Some fans are unable to attend games every week. For some, tailgating at home is their next best option.
Sometimes tailgating at home can be a lot more fun than going to the stadium. Lines to the bathroom are shorter, and the fact that it’s a bathroom and not a portable toilet is a win in itself. It is more convenient to be at home, because things are more readily available. And rain or shine, the party goes on.
To boost the experience at home, have something at your house themed to where the team is playing if they’re on the road.
One of the most important things to remember while tailgating at home is to keep the food outside of the television room, Cahn said, because there is nothing worse than somebody getting up to get peanuts across the table blocking everyone else’s view. Food should be kept in a separate room or off to the side.
Cahn also recommends individual packs of chips so that people don’t double dip. Hosts may also want to consider putting trail mix in individual plastic bags so that picky eaters are not touching everything as they sort through a bowl.
As Cahn put it, tailgating is people bringing their backyard to another place. And the best compliment that tailgaters can give you is for them to invite you to their makeshift home in a stadium parking lot.
“The difference between friends and acquaintances is when you break bread with someone,” Cahn said.
Bringing a camera and taking photos of people cooking is also a good idea, because people love to share their recipes, Cahn said.

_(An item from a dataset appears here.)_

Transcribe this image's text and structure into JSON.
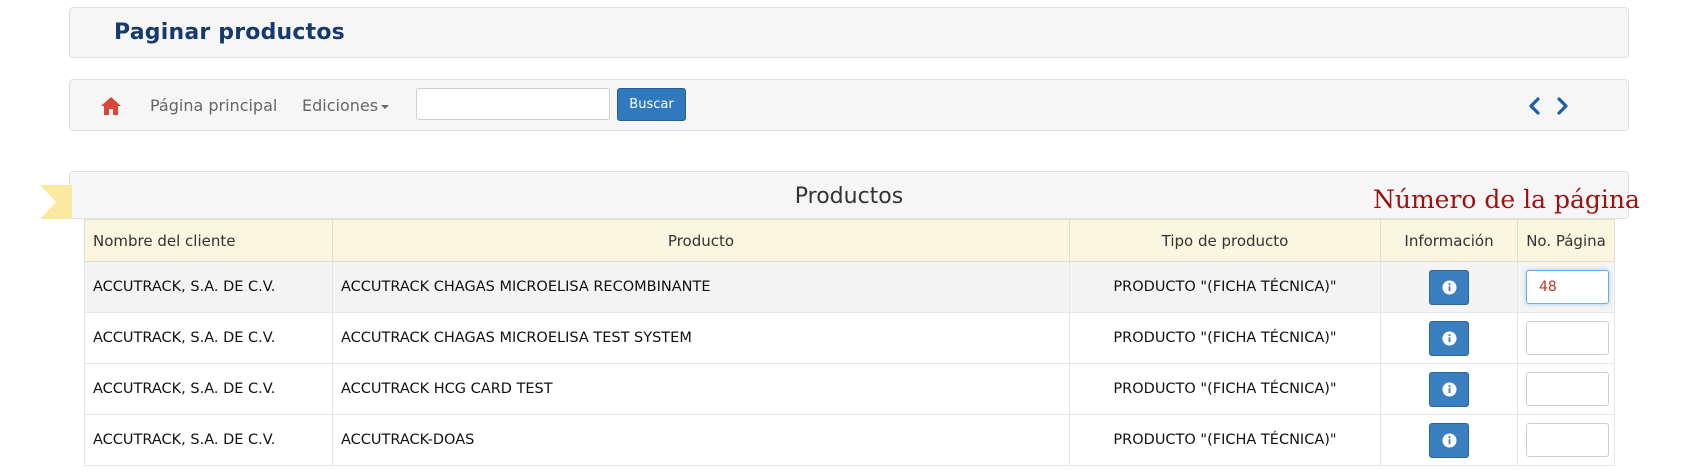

“Tailgating is the original Facebook, but when you friend someone in the parking lot, you get food,” Cahn said.